In defeating the interim government and its army, the RPF ended the genocide. At the same time, its troops committed grave violations of international humanitarian law by attacking and killing unarmed civilians. Unlike the genocidal authorities who undertook a complex campaign involving all the machinery of the state and aiming to involve all Hutu citizens, the RPF ran a straightforward military campaign where civilians generally provided only information or support services.
The RPF permitted its soldiers to kill persons whom they took to be Interahamwe or other supposed participants in the genocide. They killed some in the course of their military advance, but they executed most in the days and weeks after combat had finished.

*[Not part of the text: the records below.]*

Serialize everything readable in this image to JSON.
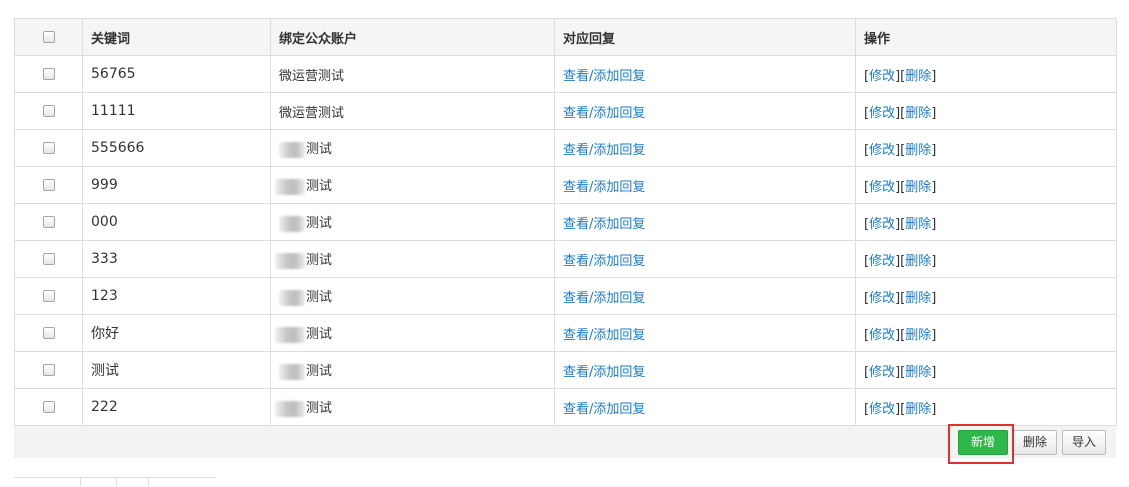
{
  "table": {
    "headers": {
      "keyword": "关键词",
      "account": "绑定公众账户",
      "reply": "对应回复",
      "ops": "操作"
    },
    "rows": [
      {
        "keyword": "56765",
        "account": "微运营测试",
        "account_blurred": false,
        "reply": "查看/添加回复",
        "edit": "修改",
        "del": "删除"
      },
      {
        "keyword": "11111",
        "account": "微运营测试",
        "account_blurred": false,
        "reply": "查看/添加回复",
        "edit": "修改",
        "del": "删除"
      },
      {
        "keyword": "555666",
        "account": "测试",
        "account_blurred": true,
        "reply": "查看/添加回复",
        "edit": "修改",
        "del": "删除"
      },
      {
        "keyword": "999",
        "account": "测试",
        "account_blurred": true,
        "reply": "查看/添加回复",
        "edit": "修改",
        "del": "删除"
      },
      {
        "keyword": "000",
        "account": "测试",
        "account_blurred": true,
        "reply": "查看/添加回复",
        "edit": "修改",
        "del": "删除"
      },
      {
        "keyword": "333",
        "account": "测试",
        "account_blurred": true,
        "reply": "查看/添加回复",
        "edit": "修改",
        "del": "删除"
      },
      {
        "keyword": "123",
        "account": "测试",
        "account_blurred": true,
        "reply": "查看/添加回复",
        "edit": "修改",
        "del": "删除"
      },
      {
        "keyword": "你好",
        "account": "测试",
        "account_blurred": true,
        "reply": "查看/添加回复",
        "edit": "修改",
        "del": "删除"
      },
      {
        "keyword": "测试",
        "account": "测试",
        "account_blurred": true,
        "reply": "查看/添加回复",
        "edit": "修改",
        "del": "删除"
      },
      {
        "keyword": "222",
        "account": "测试",
        "account_blurred": true,
        "reply": "查看/添加回复",
        "edit": "修改",
        "del": "删除"
      }
    ]
  },
  "actions": {
    "add_label": "新增",
    "delete_label": "删除",
    "import_label": "导入"
  },
  "colors": {
    "link": "#1a7bc9",
    "add_button": "#2fb84a",
    "highlight": "#e03131"
  }
}
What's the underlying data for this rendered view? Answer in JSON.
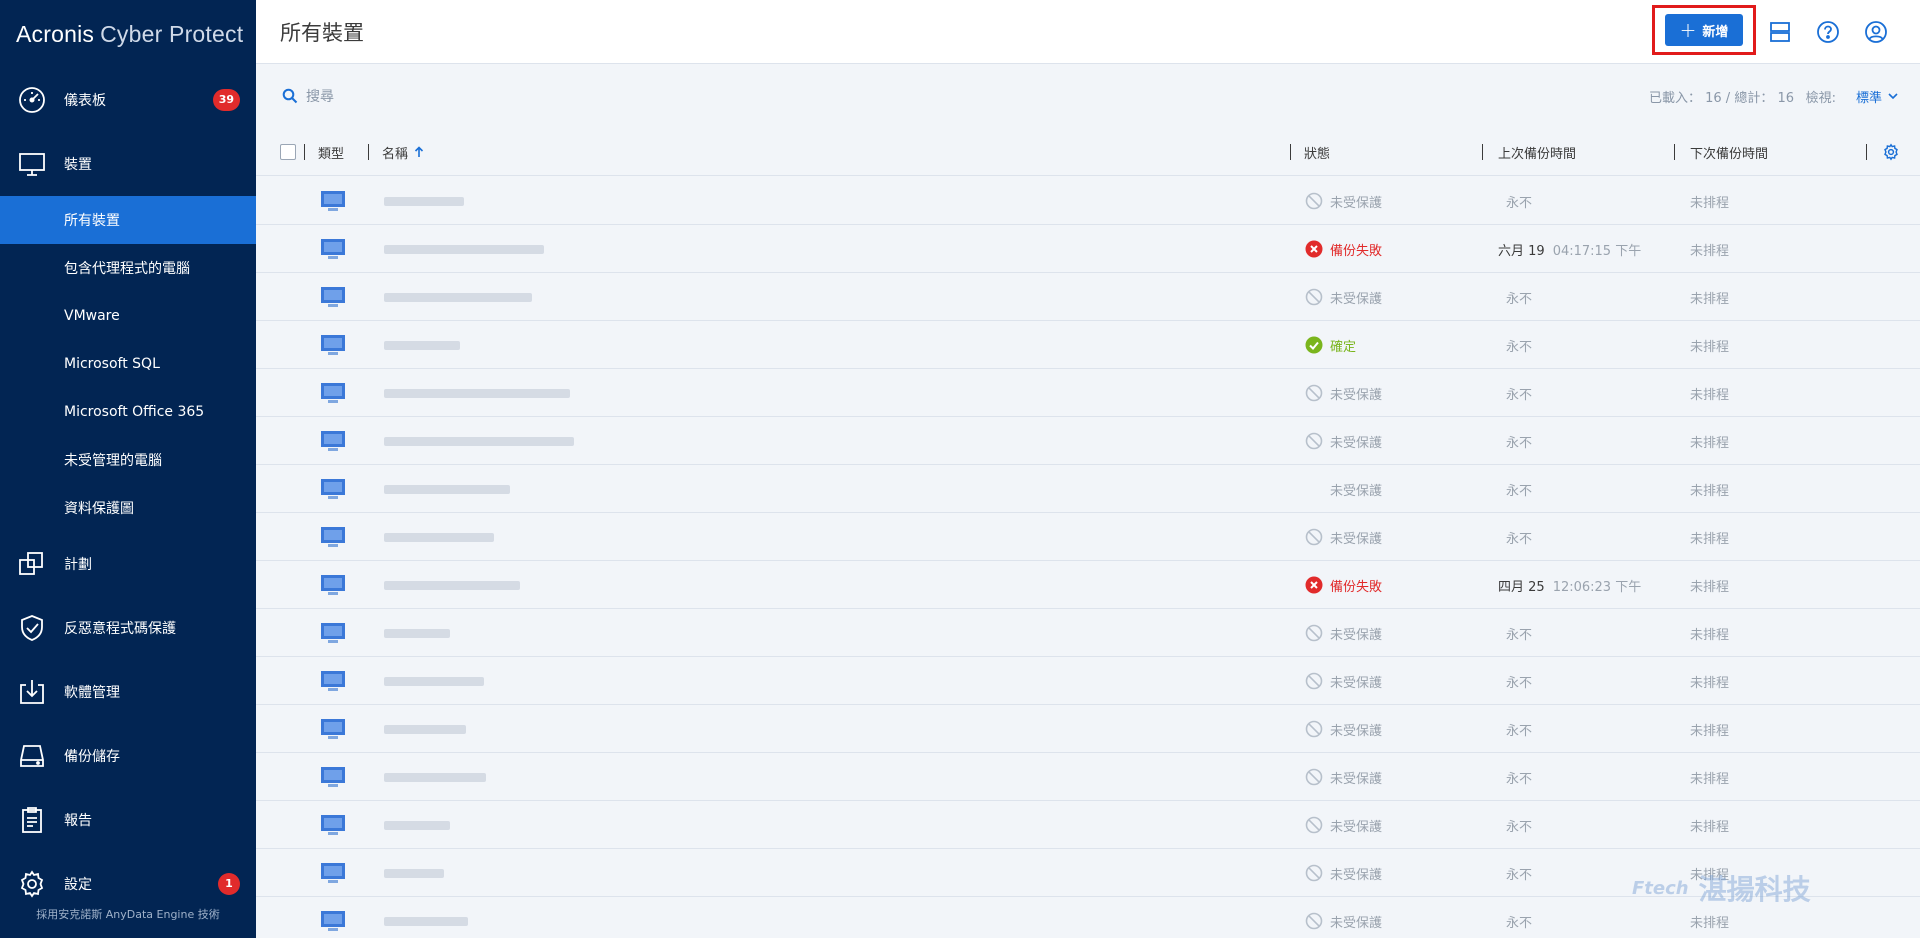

They selected the victims from among civilians grouped in camps, sometimes relying on accusations by survivors, sometimes on their own interrogations. They executed some persons apparently because they were linkedwith parties opposed to the RPF or showed potential for becoming political leaders rather than because they were thought guilty of involvement in the genocide.
In a number of places, such as in the communes of Ntyazo, Mukingi and Runda, RPF soldiers massacred unarmed civilians, many of them women and children, who had assembled for a meeting on their orders. The people were told to come to receive food or to be given instructions or to gather before being transported to another site. The RPF soldiers also massacred several hundred people in the Byumba stadium in mid-April.
In a series of raids in Kigali in early April, RPF soldiers killed dozens of political and military leaders, many of them past government employees or persons close to Habyarimanas political party. They killed family members, including women and children, in a number of these cases.
The RPF was commonly acknowledged by military experts to be a highly disciplined force, with clear lines of command and adequate communication. Although it may have become less disciplined during the months of the genocide due to the incorporation of new recruits, RPF commanding officers like General Paul Kagame maintained the authority necessary to ensure compliance with their orders. The crimes committed by RPF soldiers were so systematic and widespread and took place over so long a period of time that commanding officers must have been aware of them. Even if they did not specifically order these practices, in most cases they did not halt them and punish those responsible.
In early November 1994, the RPF reported that it had arrested twenty-five soldiers for capital crimes, eight of them accused of killing civilians between June and August 1994 and by the end of the year military prosecutors had supposedly completed investigations in some twenty such cases. One major, one corporal and four soldiers indicted for these crimes were tried and convicted in 1997 and 1998. The major was sentenced to life in prison and the others to imprisonment for terms ranging from two to five years.
After some early but limited reports of killings by the RPF, the first substantial charges against RPF forces were made by Robert Gersony, a consultant to the U.N. High Commissioner for Refugees. After interviewing hundreds of Rwandans inside and outside the country in July and August 1994, he concluded that the RPF had engaged in widespread and systematic slaughter of unarmed civilians. In September 1994, the U.N., in agreement with the U.S. and perhaps others, agreed to suppress the report but demanded that the RPF halt the killings. The number of killings declined markedly after September in the face of this international pressure.